Information supplied below:

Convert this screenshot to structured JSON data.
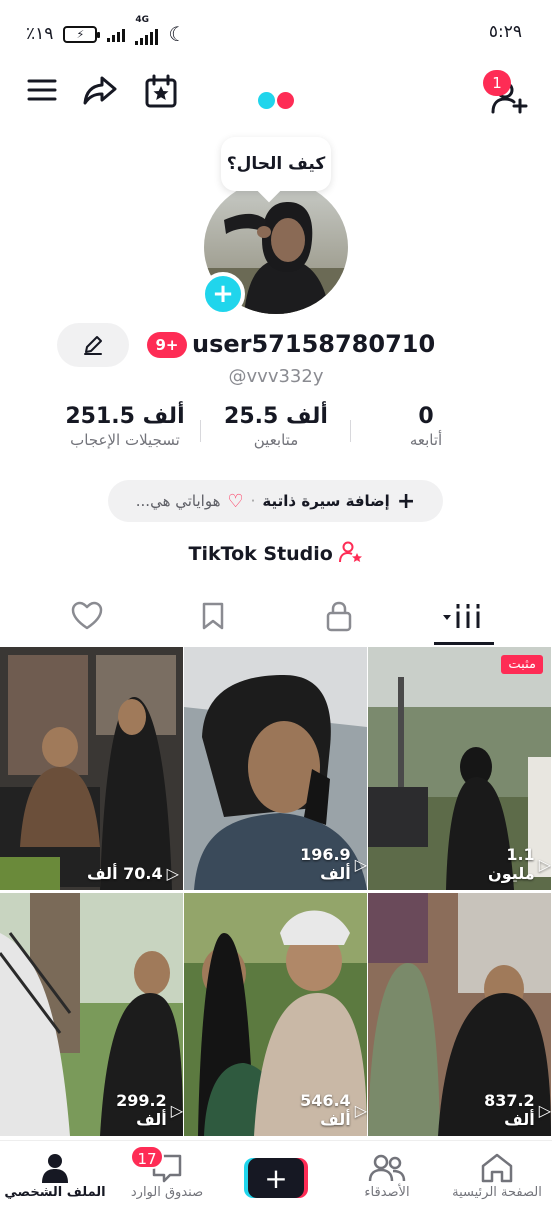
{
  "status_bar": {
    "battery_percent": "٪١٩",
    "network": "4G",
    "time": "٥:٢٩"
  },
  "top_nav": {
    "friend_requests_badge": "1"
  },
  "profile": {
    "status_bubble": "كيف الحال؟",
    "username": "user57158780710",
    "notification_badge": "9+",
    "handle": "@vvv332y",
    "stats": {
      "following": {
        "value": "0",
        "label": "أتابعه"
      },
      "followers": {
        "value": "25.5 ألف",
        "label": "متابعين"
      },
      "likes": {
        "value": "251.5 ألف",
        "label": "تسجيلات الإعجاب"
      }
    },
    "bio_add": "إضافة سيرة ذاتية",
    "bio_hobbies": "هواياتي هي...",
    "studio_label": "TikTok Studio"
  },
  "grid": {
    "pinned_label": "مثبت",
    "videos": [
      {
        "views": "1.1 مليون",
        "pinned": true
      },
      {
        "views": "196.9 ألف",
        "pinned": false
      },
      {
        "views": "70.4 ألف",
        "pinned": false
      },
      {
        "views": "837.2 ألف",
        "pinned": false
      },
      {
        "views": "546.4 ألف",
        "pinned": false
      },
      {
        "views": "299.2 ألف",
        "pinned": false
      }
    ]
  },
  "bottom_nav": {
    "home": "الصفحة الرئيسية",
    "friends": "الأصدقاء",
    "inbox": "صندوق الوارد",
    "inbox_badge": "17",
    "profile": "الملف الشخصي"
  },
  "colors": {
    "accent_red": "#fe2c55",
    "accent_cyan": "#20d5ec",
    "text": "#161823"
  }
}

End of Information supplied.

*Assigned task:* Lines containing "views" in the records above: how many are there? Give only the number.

*Response area:* 6